The strategy worked: the union gained a lot of new members. Whether a stronger, stable union will encourage quite this form of militant action in the future is open to doubt. A strong, well-organised union tends to be a bureaucratic union as well, and that is not an accidental coincidence. That is one reason why cleaning workers will need to defend their struggle as their own struggle.

More important, for now at least: the militant insistancy of the core of cleaning workers on strike won the day. In the end, a wage rise close to the demand was won, and more concessions. The Commune has a good article on the campaign,  written by one of the trade union organisers, and containing an interview with one of the trade union organisers.

This strike ended in April. In the weeks after that,, another wage campaign grew to a climax. Municipal, provincial and other local authority personnel struggled for anew labour contract. Local authority refused any pay rise; the trade union demanded lifting of this ceiling, which would have meant lower buying power, because prices did not stop rising.

The campaign started with symbolic action, Near the end of April, municipal workers started strikes, especially the dustbin workers. First, the strikes were limited in duration. In May, however, workers in Utrecht and Amsterdam decided that they would continue strike action until there was a new contract. Rubbish took over the streets. Still, there was public sympathy for the strikes. After the second week of May, local authorities had enough: a wage rise was granted. The strikers were victorious, not completely – the rise was not especially big – but victorious nevertheless.

The repercussions of all this are serious, and positive. No doubt related to this: the civil servants’ union, ABVA KABO, has seen a leadership struggle in recent weeks, with a new leadership more to the left, more in sympathy with militant actions. How this translates in practice, remains to be seen, and even a trade union bureaucracy somwhat more to the left is still a trade union bureaucracy, whose profession is negotiation and containing struggles. I think the article in International Viewpoint on this development, useful as it is, exaggerates the positive news. Still, the shift is a symptom.

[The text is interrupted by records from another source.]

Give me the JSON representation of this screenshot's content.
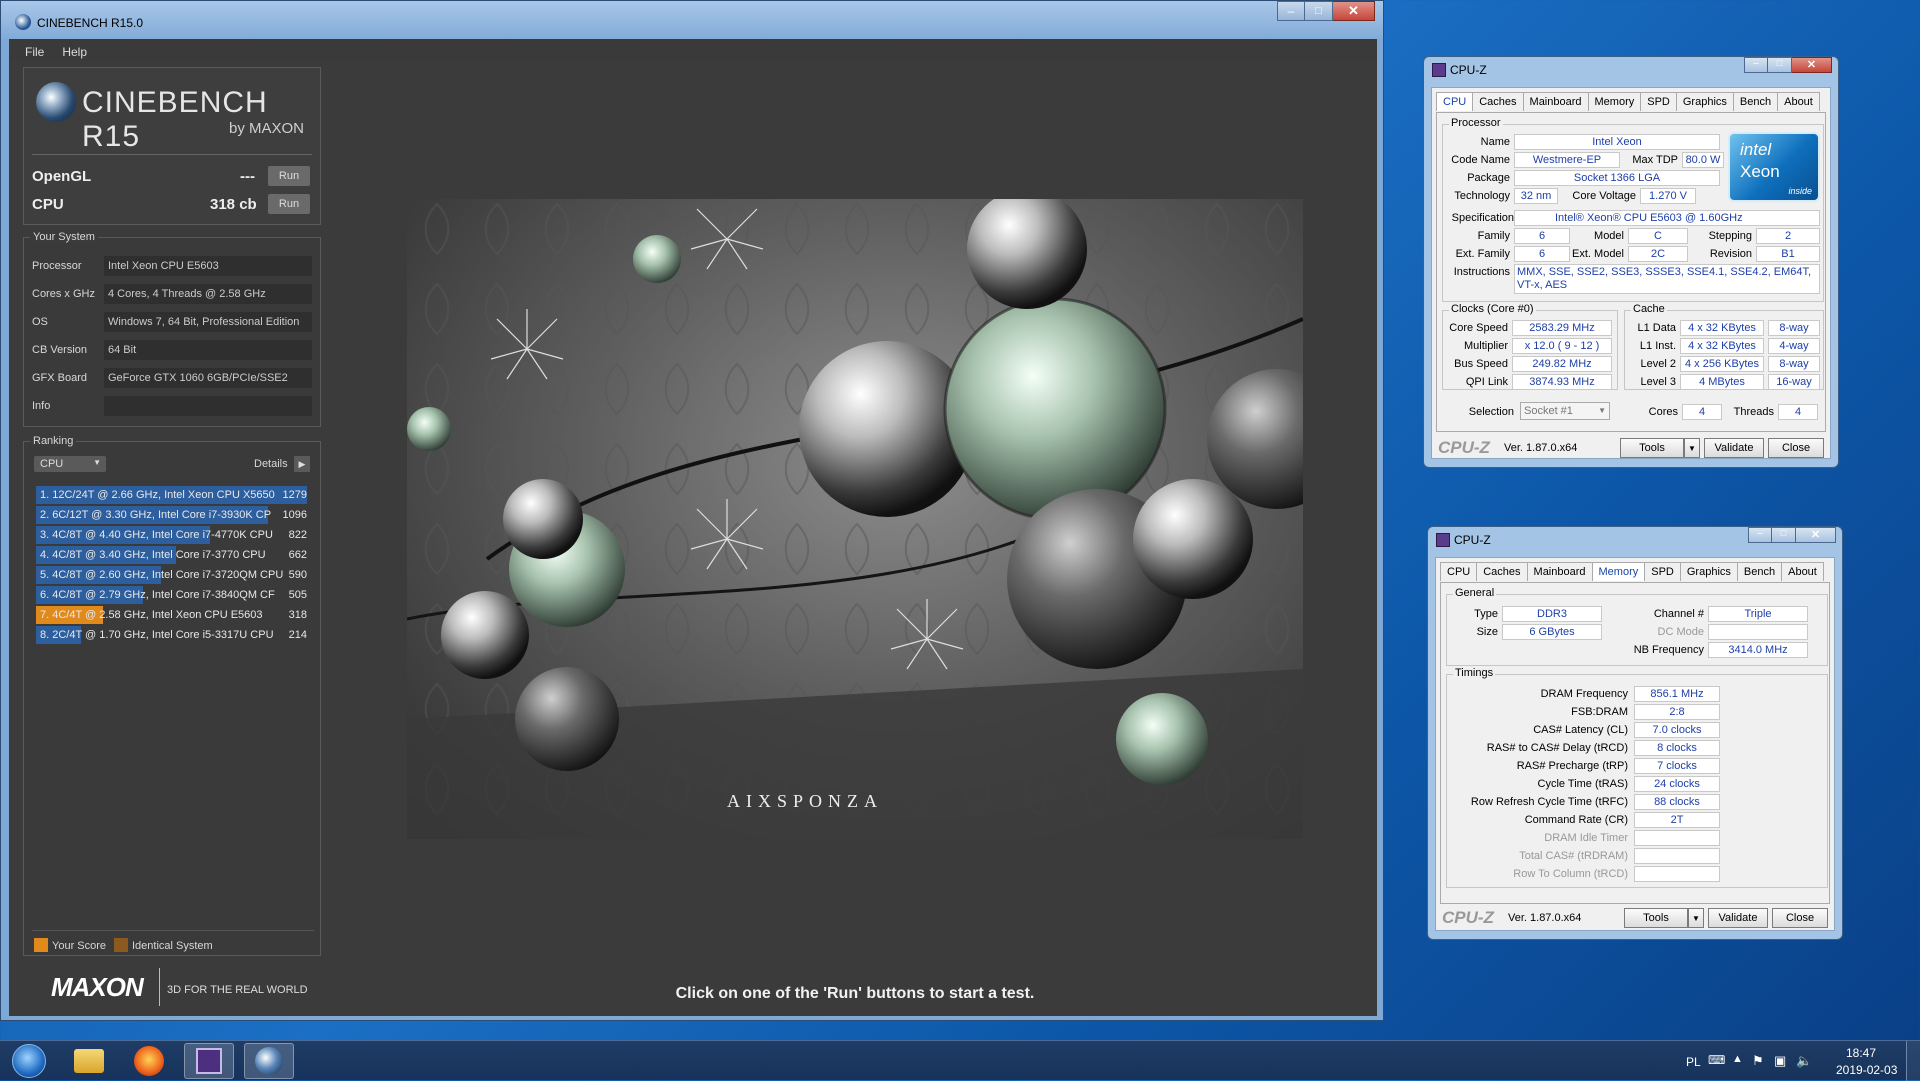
{
  "cinebench": {
    "title": "CINEBENCH R15.0",
    "menu": [
      "File",
      "Help"
    ],
    "logo": {
      "main": "CINEBENCH R15",
      "sub": "by MAXON"
    },
    "tests": [
      {
        "label": "OpenGL",
        "score": "---",
        "button": "Run"
      },
      {
        "label": "CPU",
        "score": "318 cb",
        "button": "Run"
      }
    ],
    "your_system": {
      "heading": "Your System",
      "rows": [
        {
          "label": "Processor",
          "value": "Intel Xeon CPU E5603"
        },
        {
          "label": "Cores x GHz",
          "value": "4 Cores, 4 Threads @ 2.58 GHz"
        },
        {
          "label": "OS",
          "value": "Windows 7, 64 Bit, Professional Edition"
        },
        {
          "label": "CB Version",
          "value": "64 Bit"
        },
        {
          "label": "GFX Board",
          "value": "GeForce GTX 1060 6GB/PCIe/SSE2"
        },
        {
          "label": "Info",
          "value": ""
        }
      ]
    },
    "ranking": {
      "heading": "Ranking",
      "select": "CPU",
      "details": "Details",
      "rows": [
        {
          "text": "1. 12C/24T @ 2.66 GHz, Intel Xeon CPU X5650",
          "score": 1279,
          "kind": "other"
        },
        {
          "text": "2. 6C/12T @ 3.30 GHz,  Intel Core i7-3930K CP",
          "score": 1096,
          "kind": "other"
        },
        {
          "text": "3. 4C/8T @ 4.40 GHz, Intel Core i7-4770K CPU",
          "score": 822,
          "kind": "other"
        },
        {
          "text": "4. 4C/8T @ 3.40 GHz,  Intel Core i7-3770 CPU",
          "score": 662,
          "kind": "other"
        },
        {
          "text": "5. 4C/8T @ 2.60 GHz, Intel Core i7-3720QM CPU",
          "score": 590,
          "kind": "other"
        },
        {
          "text": "6. 4C/8T @ 2.79 GHz,  Intel Core i7-3840QM CF",
          "score": 505,
          "kind": "other"
        },
        {
          "text": "7. 4C/4T @ 2.58 GHz, Intel Xeon CPU E5603",
          "score": 318,
          "kind": "yours"
        },
        {
          "text": "8. 2C/4T @ 1.70 GHz,  Intel Core i5-3317U CPU",
          "score": 214,
          "kind": "other"
        }
      ],
      "max_score": 1279
    },
    "legend": {
      "your_score": "Your Score",
      "identical": "Identical System"
    },
    "footer_brand": "MAXON",
    "footer_tagline": "3D FOR THE REAL WORLD",
    "status": "Click on one of the 'Run' buttons to start a test.",
    "render_brand": "AIXSPONZA",
    "colors": {
      "bar": "#2d5f9e",
      "yours": "#e08a1b",
      "identical": "#8a5a1e"
    }
  },
  "cpuz1": {
    "title": "CPU-Z",
    "tabs": [
      "CPU",
      "Caches",
      "Mainboard",
      "Memory",
      "SPD",
      "Graphics",
      "Bench",
      "About"
    ],
    "active_tab": "CPU",
    "processor": {
      "heading": "Processor",
      "name": "Intel Xeon",
      "code_name": "Westmere-EP",
      "max_tdp": "80.0 W",
      "package": "Socket 1366 LGA",
      "technology": "32 nm",
      "core_voltage": "1.270 V",
      "specification": "Intel® Xeon® CPU        E5603  @ 1.60GHz",
      "family": "6",
      "model": "C",
      "stepping": "2",
      "ext_family": "6",
      "ext_model": "2C",
      "revision": "B1",
      "instructions": "MMX, SSE, SSE2, SSE3, SSSE3, SSE4.1, SSE4.2, EM64T, VT-x, AES"
    },
    "labels": {
      "name": "Name",
      "code_name": "Code Name",
      "max_tdp": "Max TDP",
      "package": "Package",
      "technology": "Technology",
      "core_voltage": "Core Voltage",
      "specification": "Specification",
      "family": "Family",
      "model": "Model",
      "stepping": "Stepping",
      "ext_family": "Ext. Family",
      "ext_model": "Ext. Model",
      "revision": "Revision",
      "instructions": "Instructions"
    },
    "logo": {
      "brand": "intel",
      "product": "Xeon",
      "tag": "inside"
    },
    "clocks": {
      "heading": "Clocks (Core #0)",
      "rows": [
        {
          "label": "Core Speed",
          "value": "2583.29 MHz"
        },
        {
          "label": "Multiplier",
          "value": "x 12.0 ( 9 - 12 )"
        },
        {
          "label": "Bus Speed",
          "value": "249.82 MHz"
        },
        {
          "label": "QPI Link",
          "value": "3874.93 MHz"
        }
      ]
    },
    "cache": {
      "heading": "Cache",
      "rows": [
        {
          "label": "L1 Data",
          "size": "4 x 32 KBytes",
          "way": "8-way"
        },
        {
          "label": "L1 Inst.",
          "size": "4 x 32 KBytes",
          "way": "4-way"
        },
        {
          "label": "Level 2",
          "size": "4 x 256 KBytes",
          "way": "8-way"
        },
        {
          "label": "Level 3",
          "size": "4 MBytes",
          "way": "16-way"
        }
      ]
    },
    "selection_label": "Selection",
    "selection": "Socket #1",
    "cores_label": "Cores",
    "cores": "4",
    "threads_label": "Threads",
    "threads": "4",
    "footer_logo": "CPU-Z",
    "version": "Ver. 1.87.0.x64",
    "tools": "Tools",
    "validate": "Validate",
    "close": "Close"
  },
  "cpuz2": {
    "title": "CPU-Z",
    "tabs": [
      "CPU",
      "Caches",
      "Mainboard",
      "Memory",
      "SPD",
      "Graphics",
      "Bench",
      "About"
    ],
    "active_tab": "Memory",
    "general": {
      "heading": "General",
      "type_label": "Type",
      "type": "DDR3",
      "size_label": "Size",
      "size": "6 GBytes",
      "channel_label": "Channel #",
      "channel": "Triple",
      "dc_label": "DC Mode",
      "dc": "",
      "nb_label": "NB Frequency",
      "nb": "3414.0 MHz"
    },
    "timings": {
      "heading": "Timings",
      "rows": [
        {
          "label": "DRAM Frequency",
          "value": "856.1 MHz",
          "dim": false
        },
        {
          "label": "FSB:DRAM",
          "value": "2:8",
          "dim": false
        },
        {
          "label": "CAS# Latency (CL)",
          "value": "7.0 clocks",
          "dim": false
        },
        {
          "label": "RAS# to CAS# Delay (tRCD)",
          "value": "8 clocks",
          "dim": false
        },
        {
          "label": "RAS# Precharge (tRP)",
          "value": "7 clocks",
          "dim": false
        },
        {
          "label": "Cycle Time (tRAS)",
          "value": "24 clocks",
          "dim": false
        },
        {
          "label": "Row Refresh Cycle Time (tRFC)",
          "value": "88 clocks",
          "dim": false
        },
        {
          "label": "Command Rate (CR)",
          "value": "2T",
          "dim": false
        },
        {
          "label": "DRAM Idle Timer",
          "value": "",
          "dim": true
        },
        {
          "label": "Total CAS# (tRDRAM)",
          "value": "",
          "dim": true
        },
        {
          "label": "Row To Column (tRCD)",
          "value": "",
          "dim": true
        }
      ]
    },
    "footer_logo": "CPU-Z",
    "version": "Ver. 1.87.0.x64",
    "tools": "Tools",
    "validate": "Validate",
    "close": "Close"
  },
  "taskbar": {
    "icons": [
      "start-orb-icon",
      "explorer-icon",
      "firefox-icon",
      "cpuz-icon",
      "cinebench-icon"
    ],
    "lang": "PL",
    "time": "18:47",
    "date": "2019-02-03"
  }
}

The main things are the strikes themselves. We have now seen two succesful and rather high-profile strike campaigns, following cosely behind eacht other.   This may well encourage other groups of workers demanding more and fighting for it. That would be a most welcome development, in these times when political parties are planning and annopuncing ferocious budget cuts. A workers’ movement flexing its muscles, a political establishment preparing for social war, elections coming next week  – tense times may be ahead in the usually oh-so-quite Netherlands. Revolutionary-minded people have reasons to be on the alert – but the succesful strikes give reasons to be in a good mood as well.